There has to be more here than meets the eye. There must be a reason why Montanier does not want to work with the likes of Carlos Vela, Antoine Griezmann, Asier Illarramendi and Inigo Martinez next season.
From bad to worse for Benfica: Three weeks ago, Benfica were on course for the Treble.
Undefeated domestically with a healthy four-point lead at the top of the table. Finalists in the Europa League. Finalists in the Portuguese Cup.
And then it all fell apart.
Kelvin’s injury-time goal against Porto gifted the title to their archrivals. Branislav Ivanovic's last-ditch winner cost them the Europa League against Chelsea. And this past weekend, late goals from Soudani and Ricardo saw them beaten in the Portuguese Cup final by Vitoria Guimaraes.
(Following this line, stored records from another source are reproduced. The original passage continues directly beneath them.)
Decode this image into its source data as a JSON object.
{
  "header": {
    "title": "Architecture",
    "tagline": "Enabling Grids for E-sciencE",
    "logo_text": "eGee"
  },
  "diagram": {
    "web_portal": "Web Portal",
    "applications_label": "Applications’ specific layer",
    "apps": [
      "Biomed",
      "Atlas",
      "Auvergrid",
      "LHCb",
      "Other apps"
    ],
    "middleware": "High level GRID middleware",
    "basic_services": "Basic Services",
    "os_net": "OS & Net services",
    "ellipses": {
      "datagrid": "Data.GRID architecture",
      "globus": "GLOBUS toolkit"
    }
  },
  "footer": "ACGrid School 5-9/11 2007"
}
Three late goals. Three leads squandered. It will take Jorge Jesus' crew some time to get over this.